• **Exercise**
Each line of the entries below that includes "discs" belongs in your answer.

• **Entries from a dataset of interfaces**
--

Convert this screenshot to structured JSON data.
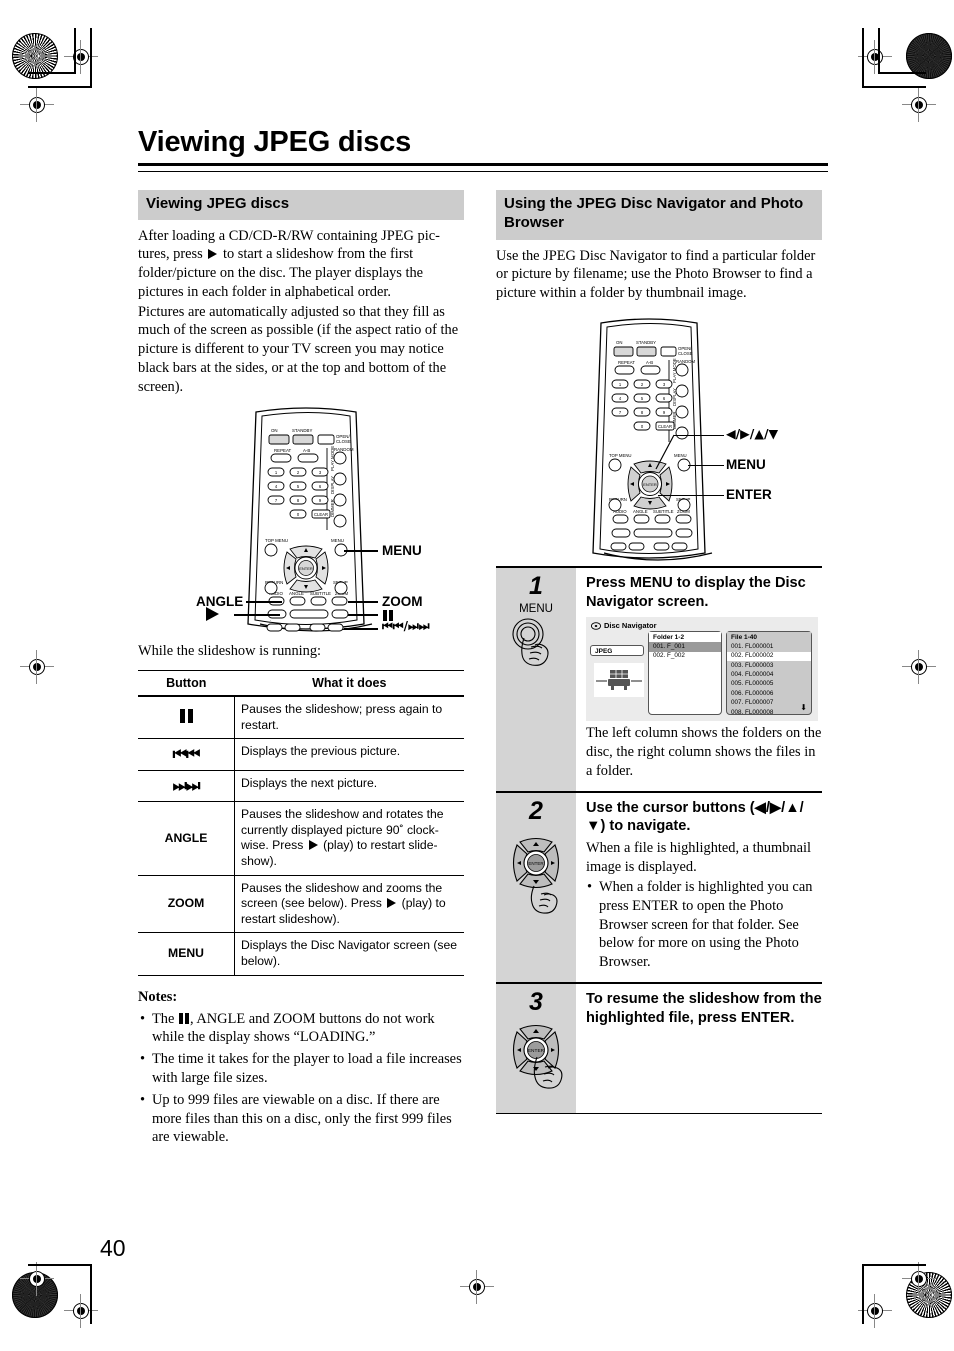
{
  "page": {
    "number": "40",
    "title": "Viewing JPEG discs"
  },
  "left_column": {
    "section_title": "Viewing JPEG discs",
    "para1_a": "After loading a CD/CD-R/RW containing JPEG pic-tures, press ",
    "para1_b": " to start a slideshow from the first folder/picture on the disc. The player displays the pictures in each folder in alphabetical order.",
    "para2": "Pictures are automatically adjusted so that they fill as much of the screen as possible (if the aspect ratio of the picture is different to your TV screen you may notice black bars at the sides, or at the top and bottom of the screen).",
    "remote_labels": {
      "menu": "MENU",
      "angle": "ANGLE",
      "zoom": "ZOOM",
      "play": "▶",
      "pause": "❙❙",
      "skip": "⏮⏭"
    },
    "table_intro": "While the slideshow is running:",
    "table": {
      "headers": [
        "Button",
        "What it does"
      ],
      "rows": [
        {
          "button": "❙❙",
          "button_type": "glyph-pause",
          "does": "Pauses the slideshow; press again to restart."
        },
        {
          "button": "⏮",
          "button_type": "glyph-prev",
          "does": "Displays the previous picture."
        },
        {
          "button": "⏭",
          "button_type": "glyph-next",
          "does": "Displays the next picture."
        },
        {
          "button": "ANGLE",
          "button_type": "text",
          "does_a": "Pauses the slideshow and rotates the currently displayed picture 90˚ clock-wise. Press ",
          "does_b": " (play) to restart slide-show)."
        },
        {
          "button": "ZOOM",
          "button_type": "text",
          "does_a": "Pauses the slideshow and zooms the screen (see below). Press ",
          "does_b": " (play) to restart slideshow)."
        },
        {
          "button": "MENU",
          "button_type": "text",
          "does": "Displays the Disc Navigator screen (see below)."
        }
      ]
    },
    "notes_heading": "Notes:",
    "notes": [
      {
        "a": "The ",
        "b": ", ANGLE and ZOOM buttons do not work while the display shows “LOADING.”"
      },
      {
        "a": "The time it takes for the player to load a file increases with large file sizes."
      },
      {
        "a": "Up to 999 files are viewable on a disc. If there are more files than this on a disc, only the first 999 files are viewable."
      }
    ]
  },
  "right_column": {
    "section_title": "Using the JPEG Disc Navigator and Photo Browser",
    "intro": "Use the JPEG Disc Navigator to find a particular folder or picture by filename; use the Photo Browser to find a picture within a folder by thumbnail image.",
    "remote_labels": {
      "cursor": "◀/▶/▲/▼",
      "menu": "MENU",
      "enter": "ENTER"
    },
    "steps": [
      {
        "num": "1",
        "icon_label": "MENU",
        "title": "Press MENU to display the Disc Navigator screen.",
        "after": "The left column shows the folders on the disc, the right column shows the files in a folder."
      },
      {
        "num": "2",
        "title": "Use the cursor buttons (◀/▶/▲/▼) to navigate.",
        "after": "When a file is highlighted, a thumbnail image is displayed.",
        "bullets": [
          "When a folder is highlighted you can press ENTER to open the Photo Browser screen for that folder. See below for more on using the Photo Browser."
        ]
      },
      {
        "num": "3",
        "title": "To resume the slideshow from the highlighted file, press ENTER."
      }
    ],
    "disc_navigator": {
      "window_title": "Disc Navigator",
      "disc_tab": "JPEG",
      "folder_header": "Folder 1-2",
      "folders": [
        {
          "label": "001. F_001",
          "selected": true
        },
        {
          "label": "002. F_002",
          "selected": false
        }
      ],
      "file_header": "File 1-40",
      "files": [
        {
          "label": "001. FL000001",
          "selected": false
        },
        {
          "label": "002. FL000002",
          "selected": true
        },
        {
          "label": "003. FL000003",
          "selected": false
        },
        {
          "label": "004. FL000004",
          "selected": false
        },
        {
          "label": "005. FL000005",
          "selected": false
        },
        {
          "label": "006. FL000006",
          "selected": false
        },
        {
          "label": "007. FL000007",
          "selected": false
        },
        {
          "label": "008. FL000008",
          "selected": false
        }
      ],
      "scroll_arrow": "⬇"
    }
  },
  "remote_keys": {
    "on": "ON",
    "standby": "STANDBY",
    "open_close": "OPEN/CLOSE",
    "repeat": "REPEAT",
    "ab": "A-B",
    "random": "RANDOM",
    "play_mode": "PLAY MODE",
    "display": "DISPLAY",
    "dimmer": "DIMMER",
    "top_menu": "TOP MENU",
    "menu": "MENU",
    "return": "RETURN",
    "setup": "SETUP",
    "enter": "ENTER",
    "audio": "AUDIO",
    "angle": "ANGLE",
    "subtitle": "SUBTITLE",
    "zoom": "ZOOM",
    "clear": "CLEAR",
    "numbers": [
      "1",
      "2",
      "3",
      "4",
      "5",
      "6",
      "7",
      "8",
      "9",
      "0"
    ]
  },
  "colors": {
    "section_bar": "#cccccc",
    "step_panel": "#d4d4d4",
    "screen_bg": "#ebebeb",
    "file_panel": "#c9c9c9"
  }
}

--

• **Solution to this task**
    "title": "Viewing JPEG discs"
    "section_title": "Viewing JPEG discs",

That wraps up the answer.